servation a short while ago. A lady of high soprises every form of car and conven
Prof. J. F. Draughon, President of cial standing became a slave of opium, and together with other tronbles, bad brought her to
Draughon’s Business College, Nashville, ience requisite to an absolutely com- such a state of mind that she attempted suicide; Tenn., will board at a hotel, at his exfortable journey. It makes Los Ange- this, however, was prevented. For more than pense until he finds them employment, les in a two and one-half day run, and
two years she was unable to sleep scarcely any
any and all of his former students comSan Francisco in three and cne-forth good, the Electropoise was used with almost petent to hold a position as stenogdays. You cannot afford to visit Cali- magical results. She slept like a babe all night rapher and out of employment, providfornia and you cannot afford to make
the first time treatment was applied (now over
ed they have not been offered a posithe trip by any other conveyance than well and has a good appetite. Has not taken a
tion. This College paid cash, $15, past “Sunset Limited."
particle of morphine or any other drug. It is week for positions reported to in
wonderful." For full particulars, address S. F. B. These and all other statements regarding the
Nashville. Five dollars is the amount MORSE, General Passenger Agent, Electropoise are vouched for by good man. Mr. it pays for each vacancy reported, proSouthern Pacific Co., New Orleans. La. Meek will verify this and has written and said vided it fills the same. If you desire a
a great deal more.
good business education, write for cataThe splendid photograph from which one disproving any testimony published by us. logue. Address J. F. Draughon, Nashthe engraving of Wade Hampton was Full partilars on application.
ville, Tenn.- Daily American, May 5, 1895.
Cash price, $25. Rental terms, $10 cash for made is the work of W. A. Reckling, of four months, with privilege to purchase by payColumbia, 8. C.

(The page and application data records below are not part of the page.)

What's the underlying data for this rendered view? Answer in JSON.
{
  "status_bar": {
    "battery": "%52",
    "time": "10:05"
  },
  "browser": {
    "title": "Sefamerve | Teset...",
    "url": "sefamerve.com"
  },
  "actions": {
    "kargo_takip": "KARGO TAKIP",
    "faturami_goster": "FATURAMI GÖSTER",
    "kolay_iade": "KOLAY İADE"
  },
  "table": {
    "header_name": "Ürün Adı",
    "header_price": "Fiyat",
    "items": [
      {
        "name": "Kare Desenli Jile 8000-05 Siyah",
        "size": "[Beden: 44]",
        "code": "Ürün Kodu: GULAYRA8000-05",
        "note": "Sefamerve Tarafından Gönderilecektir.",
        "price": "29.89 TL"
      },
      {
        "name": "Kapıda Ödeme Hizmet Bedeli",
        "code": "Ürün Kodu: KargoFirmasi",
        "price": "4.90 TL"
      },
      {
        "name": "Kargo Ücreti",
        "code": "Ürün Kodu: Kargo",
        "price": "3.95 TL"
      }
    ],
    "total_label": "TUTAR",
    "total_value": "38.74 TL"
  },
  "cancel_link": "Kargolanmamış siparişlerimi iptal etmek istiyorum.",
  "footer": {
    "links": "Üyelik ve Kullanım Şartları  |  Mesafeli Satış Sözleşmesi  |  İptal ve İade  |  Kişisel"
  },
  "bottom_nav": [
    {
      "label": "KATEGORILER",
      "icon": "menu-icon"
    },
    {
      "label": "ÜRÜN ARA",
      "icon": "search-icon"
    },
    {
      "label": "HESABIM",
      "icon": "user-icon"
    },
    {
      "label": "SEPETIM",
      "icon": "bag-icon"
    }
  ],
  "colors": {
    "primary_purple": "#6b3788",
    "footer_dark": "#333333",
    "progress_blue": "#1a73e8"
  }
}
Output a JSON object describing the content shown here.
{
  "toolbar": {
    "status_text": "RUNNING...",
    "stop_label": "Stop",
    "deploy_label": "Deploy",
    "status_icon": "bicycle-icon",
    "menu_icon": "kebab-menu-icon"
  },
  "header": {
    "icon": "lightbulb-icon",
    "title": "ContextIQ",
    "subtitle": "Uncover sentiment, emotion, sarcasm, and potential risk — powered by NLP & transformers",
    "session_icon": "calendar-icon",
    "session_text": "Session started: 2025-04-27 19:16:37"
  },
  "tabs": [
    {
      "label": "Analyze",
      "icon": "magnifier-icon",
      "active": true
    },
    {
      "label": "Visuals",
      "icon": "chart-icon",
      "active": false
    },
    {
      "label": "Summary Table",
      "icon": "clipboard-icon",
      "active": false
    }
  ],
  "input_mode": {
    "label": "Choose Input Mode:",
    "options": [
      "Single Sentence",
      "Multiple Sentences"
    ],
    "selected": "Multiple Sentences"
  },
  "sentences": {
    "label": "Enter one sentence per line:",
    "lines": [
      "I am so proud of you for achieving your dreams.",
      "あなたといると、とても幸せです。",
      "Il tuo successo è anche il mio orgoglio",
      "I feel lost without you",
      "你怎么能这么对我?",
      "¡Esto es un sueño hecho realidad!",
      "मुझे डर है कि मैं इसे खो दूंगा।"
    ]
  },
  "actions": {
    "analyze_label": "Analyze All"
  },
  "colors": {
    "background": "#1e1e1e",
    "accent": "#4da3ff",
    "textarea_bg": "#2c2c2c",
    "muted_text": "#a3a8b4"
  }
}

ing $17.50 additional at the expiration of four The Walter A. Wood Mower and
Reaping Machine Co., through their to any address.
agents. Messrs. L. H. Hitchcock & Son,
, . the Trustees of the Tennessee Confeder
ate Soldiers Home & mower of their We Buy, Sell and Exchange. Chamber of Commerce Building,
most improved make. In return for Confederate and Other War Books.
NASHVILLE, TENN. this kindness, the VETERAN is pleased
to commend the celebrated W. A. Wood Historical and War Romances.
machines. Messrs. L. H. Hitchcock &
Little Giant Cider Mill Son have been the agents at Nashville We keep the largest stock of all kinds (both new and second hand) in the South, History, Biog
the past eighteen years. By such gener
Cheapest, Strong, raphy, Travel, Fiction, Economic, Political, 80
osity the Trustees have saved a large
Durable, Handy: cial, Science, Religious, Agricultural, Scientific, Industrial, Art, Poetry, etc., etc. Write us for
Entirely new process of: Soldiers that would otherwise bave
amount of money to the Confederate price on any kind of book you want. Mail or
grinding, and pressing: ders solicited. Enquiries answered promptly.
If your dealer hasn't it come out of the state's appropriation. Wo refer to THE VETERAN. Address,
send to the Factory, Other firms who may likewise anticipate
Write for leaflet.
LITTLE GIANT CIDER MILL
the needs of Confederate Soldiers in CHURCH ST., NASHVILLE, TENN.
CO., NASHVILLE, TENN. any state will deserve remembrance.